- Put yourself in their place, or in the place of your company. Would you like to read what you wrote if it was about you? Would you trust such an employee if you were the boss? Would you be happy to read this if you were running this company?
- Remember that what you find funny, satirical, or ironic can seem very unconstructive and negative from the company's point of view. It all depends on the reader, and if you have the slightest doubt that someone will be offended or upset by this, do not write about it.
Step 5. Add fictional elements
If you blog about events at work but don't have permission, leeway, or understanding of the intricacies of your job, you can't write anything to find you. Change the names, dates and set of events. Add fictional elements to your post. This is often used to throw your employer off the scent and make it difficult (hopefully impossible) to put everything together to determine where to work. How you balance between communicating the truth to citizens and the privacy requirements of your company is entirely up to you, but your readers are unlikely to be very grateful to you, unless you have a very popular and well-monetized blog …
Step 6. Think carefully about which images to use
Images can convey more than a thousand words. In 2006, Elena Simonetti, a Delta Airlines flight attendant, was fired for comments she left on her blog about her work. She was very visible on the website in her work uniform, and the employer was unhappy that her comments and the image she posted damaged the airline's reputation. To avoid harm when an image can be associated with your place of work, consider the following when using images:
- Don't wear clothing that identifies your place of work from the photographs you post on your blog (unless your employer knows and agrees with it).
- Do not post pictures of yourself, friends, or coworkers that might affect how an employer sees you. Nudity, vulgar gestures, sexually suggestive positions, etc. Are the types of photographs that can affect your working reputation.
- Do not post pictures of yourself, friends, children or animals in any way related to illegal drug use. A thoughtless photo of an inoperable infant will not be well received, no matter how much you try to explain it.
- Do not post photos of your colleagues from a barbecue, corporate party, etc. without their permission. You cannot know in advance if they want to become famous in this way. If your company was a sponsor of an event, you must also ask your employer for permission to post photos from the event.
Step 7. Regularly search for yourself and your blog in search engines
This is a great way to find out what is being said about you. In addition, you can immediately see the impending storm in the glass, about which you need to warn your employer in advance.
Use Google Alerts to get your blog discussions to your inbox
Step 8. Find a new job

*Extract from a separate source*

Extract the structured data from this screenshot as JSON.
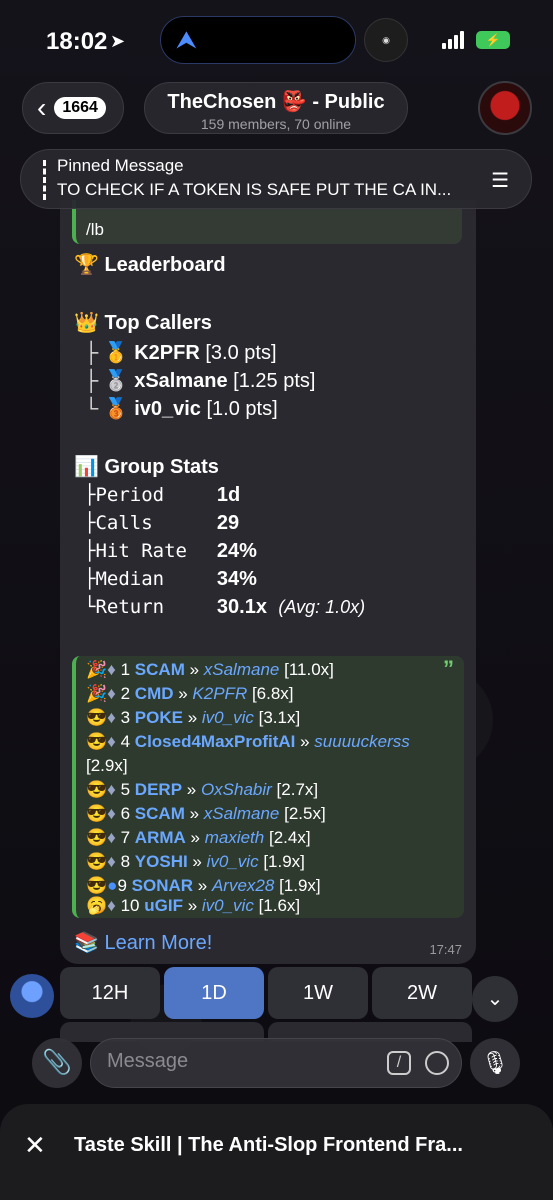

If you really hate your job or think you can do better, then it’s better to leave than to publicly criticize your place of work, despite the fact that your employer trusts you and pays you money. Instead, broadcast from the rostrum about something else, such as a new job or your own business. Remember that you will be tied up the moment you publicly criticize the work, because you will be considered the person who can do it with any company, any person, at any time. Do you want to be treated this way when trying to find a new job in the future?
- Remember, the internet will tolerate everything. Whatever you write, it will remain in some form on the Internet, even if you delete it. When in doubt, never post this.

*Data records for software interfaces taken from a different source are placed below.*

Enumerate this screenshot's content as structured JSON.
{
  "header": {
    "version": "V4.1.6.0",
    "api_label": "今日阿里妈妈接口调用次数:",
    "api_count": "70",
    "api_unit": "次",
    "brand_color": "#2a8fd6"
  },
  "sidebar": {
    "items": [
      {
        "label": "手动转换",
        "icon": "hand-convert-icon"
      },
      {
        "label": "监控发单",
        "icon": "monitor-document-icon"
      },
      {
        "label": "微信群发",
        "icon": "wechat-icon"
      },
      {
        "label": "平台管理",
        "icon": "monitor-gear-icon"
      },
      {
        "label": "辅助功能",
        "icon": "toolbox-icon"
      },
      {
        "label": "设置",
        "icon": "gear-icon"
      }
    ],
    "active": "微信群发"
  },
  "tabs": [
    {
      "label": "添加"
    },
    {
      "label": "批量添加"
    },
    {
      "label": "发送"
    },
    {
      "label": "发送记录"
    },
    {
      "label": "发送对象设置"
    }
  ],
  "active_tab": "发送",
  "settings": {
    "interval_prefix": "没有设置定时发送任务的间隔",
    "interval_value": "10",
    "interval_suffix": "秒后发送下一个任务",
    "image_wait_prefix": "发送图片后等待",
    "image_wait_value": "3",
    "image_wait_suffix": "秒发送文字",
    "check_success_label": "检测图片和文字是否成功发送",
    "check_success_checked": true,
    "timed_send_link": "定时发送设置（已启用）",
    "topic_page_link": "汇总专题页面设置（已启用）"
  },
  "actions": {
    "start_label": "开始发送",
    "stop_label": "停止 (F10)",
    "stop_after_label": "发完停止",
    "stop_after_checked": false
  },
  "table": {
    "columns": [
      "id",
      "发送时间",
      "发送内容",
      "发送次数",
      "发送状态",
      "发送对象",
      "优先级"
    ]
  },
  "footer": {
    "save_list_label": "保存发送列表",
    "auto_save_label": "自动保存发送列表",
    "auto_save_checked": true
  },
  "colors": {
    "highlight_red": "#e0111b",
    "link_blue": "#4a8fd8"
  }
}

- All of these steps also apply to microblogging. A paragraph of text below an image on Flickr or a 140-letter tweet on Twitter telling you how much you hate your job is easy to find (try typing "I hate my job" on Facebook, Twitter, Flickr, and you will see what appears in response …).
- Remember that even "anonymous" comments will leave a mark on your ISP. If you leave comments in a forum, blog, etc. from your workplace, you will be in the line of fire when any negative or offensive comment is tracked back to your workplace.
- Do not post anything when you are tired or in a bad mood. You won't be able to delete your post later, and your opinion will most likely change when you get enough sleep.